“Now that I’ve regained my composure and caught my breath, I would like to share with you one of my favorite labels. I work in a restaurant here in Lynchburg, and we get eggs by the case; but the instructions for opening the case are printed on the inside flap. Yes, the inside flap, where you cannot read them until after the case is opened.”
William T. Biskup
Hey, William, if some of those eggs hatch during shipment, how are the chicks going to get out if there aren’t any instructions?
“Tonight I used a new cake pan my daughter bought for me, and it has a plastic lid for storage after the cake is baked. You guessed it … the label says not to bake a cake with the plastic lid on! I don’t even want to share my air with people that dumb!”
Not only do you share their air, Linda, you share their congressmen.
“Several years back I installed a direct vent natural gas heater in our home. The warnings in the instructions were ridiculous. Since none of us can read anymore, they resorted to those cartoon-like drawings to show all the things not to do. The best was the one showing the heater being vented into another room inside the house – complete with people choking on the fumes! I remember showing my wife those instructions while rolling on the ground laughing.”
Uh, Greg, are you sure there wasn’t some laughing gas in that heater?
“My favorite is the little picture of a necktie in a circle with a slash over it stamped on top of my cheap paper shredder.”
I’m with you, Leslie … but why am I getting a mental image of some guy in a necktie, holding the plugged-in shredder as he bends down and squints at the little picture to figure it out?
“Am writing this from the ER. I read your article while trying to eat rocks and blow-dry my polished toenails with a propane torch while sticking my hand down the garbage disposal. All jokes aside, I worked in a hospital for a number of years, and you would be surprised at what idiots who should be recipients of the Darwin Award will do. My favorite was a woman who brought her infant to the pharmacy, complaining that the child suffered from rectal bleeding. The pharmacist asked what she had been doing with the suppositories he had given her for the infant’s fever. She had been using them, but had not removed the aluminum foil wrapping.”
Thanks, Paul. These stories always make me feel so superior.
Now I’ve dug up 10 more myself this week. Can you stand another barrage?
On the label of a bottled drink: Twist top off with hands. Throw top away. Do not put top in mouth. (But if you’re really that hungry, then please chew thoroughly before swallowing.)
On a credit card statement: Payment is due by the due date. (Demanding little twerps, aren’t they? Let’s sue them for harassment.)

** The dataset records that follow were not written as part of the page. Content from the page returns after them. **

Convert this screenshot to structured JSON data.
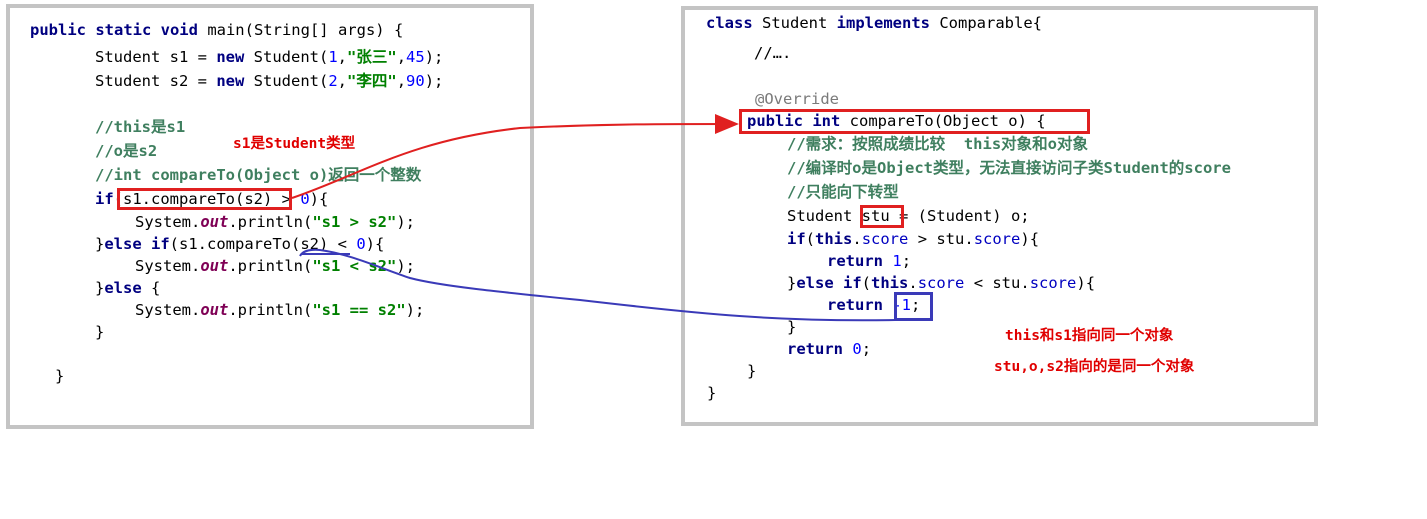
{
  "left_code": {
    "l1_kw": "public static void",
    "l1_rest": " main(String[] args) {",
    "l2_pre": "Student s1 = ",
    "l2_kw": "new",
    "l2_mid": " Student(",
    "l2_n1": "1",
    "l2_c1": ",",
    "l2_str": "\"张三\"",
    "l2_c2": ",",
    "l2_n2": "45",
    "l2_end": ");",
    "l3_pre": "Student s2 = ",
    "l3_kw": "new",
    "l3_mid": " Student(",
    "l3_n1": "2",
    "l3_c1": ",",
    "l3_str": "\"李四\"",
    "l3_c2": ",",
    "l3_n2": "90",
    "l3_end": ");",
    "c1": "//this是s1",
    "c2": "//o是s2",
    "c3": "//int compareTo(Object o)返回一个整数",
    "if_kw": "if",
    "if_mid": "(s1.compareTo(s2) > ",
    "if_num": "0",
    "if_end": "){",
    "p1_a": "System.",
    "p1_out": "out",
    "p1_b": ".println(",
    "p1_str": "\"s1 > s2\"",
    "p1_end": ");",
    "elif_a": "}",
    "elif_kw": "else if",
    "elif_mid": "(s1.compareTo(s2) < ",
    "elif_num": "0",
    "elif_end": "){",
    "p2_a": "System.",
    "p2_out": "out",
    "p2_b": ".println(",
    "p2_str": "\"s1 < s2\"",
    "p2_end": ");",
    "else_a": "}",
    "else_kw": "else",
    "else_end": " {",
    "p3_a": "System.",
    "p3_out": "out",
    "p3_b": ".println(",
    "p3_str": "\"s1 == s2\"",
    "p3_end": ");",
    "close1": "}",
    "close2": "}"
  },
  "right_code": {
    "cls_kw": "class",
    "cls_name": " Student ",
    "cls_kw2": "implements",
    "cls_end": " Comparable{",
    "dots": "//….",
    "override": "@Override",
    "m_kw": "public int",
    "m_rest": " compareTo(Object o) {",
    "c1": "//需求：按照成绩比较  this对象和o对象",
    "c2": "//编译时o是Object类型，无法直接访问子类Student的score",
    "c3": "//只能向下转型",
    "cast_a": "Student stu = (Student) o;",
    "if_kw": "if",
    "if_a": "(",
    "if_this": "this",
    "if_b": ".",
    "if_score1": "score",
    "if_c": " > stu.",
    "if_score2": "score",
    "if_end": "){",
    "r1_kw": "return",
    "r1_sp": " ",
    "r1_num": "1",
    "r1_end": ";",
    "elif_a": "}",
    "elif_kw": "else if",
    "elif_b": "(",
    "elif_this": "this",
    "elif_c": ".",
    "elif_score1": "score",
    "elif_d": " < stu.",
    "elif_score2": "score",
    "elif_end": "){",
    "r2_kw": "return",
    "r2_sp": " ",
    "r2_num": "-1",
    "r2_end": ";",
    "close_if": "}",
    "r3_kw": "return",
    "r3_sp": " ",
    "r3_num": "0",
    "r3_end": ";",
    "close_m": "}",
    "close_c": "}"
  },
  "annotations": {
    "s1_type": "s1是Student类型",
    "this_s1": "this和s1指向同一个对象",
    "stu_o_s2": "stu,o,s2指向的是同一个对象"
  },
  "colors": {
    "keyword": "#000080",
    "string": "#008000",
    "number": "#0000ff",
    "comment": "#3f7f5f",
    "highlight_red": "#e02020",
    "highlight_blue": "#3a3ab8",
    "note_red": "#e00000",
    "panel_border": "#c4c4c4"
  }
}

On an air conditioner: Caution: Avoid dropping air conditioners out of windows. (Aw, shucks. It’s always such fun watching them fall from the 40th floor.)
Recycled Flush Water Unsafe for Drinking – sign on a toilet at a public sports facility in Ann Arbor, Mich. (Let’s see, isn’t that where they have some famous university?)
On a birthday card for a 1-year-old: Not suitable for children age 36 months or less. (Unless the little tyke is a reallly precocious reader.)
Notice on the bottom side of a Tesco Fruit Juice carton: Keep Upright. (woopsie-daisy)
On Champion Swimmer jock straps: This product is only to be prescribed by a physician and fit only by a trained technician. (Forget it. Those things always get readjusted by locker room jock-snappers anyway.)
A notice seen on various computers: Keyboard not detected. Press F1 to continue. (And keep pressing … and pressing …)
On a European camera: This camera will only work when film is inside. (Oh, darn. There’s always something.)
And finally, a label on a Japanese food processor wins the prize for no-nonsense comprehensiveness: Not to Be Used for Anything Else.
Sorry, faithful reader. I promise to find something serious for you next week. I only write on these loopy topics to keep from going crazy in this bizarre world.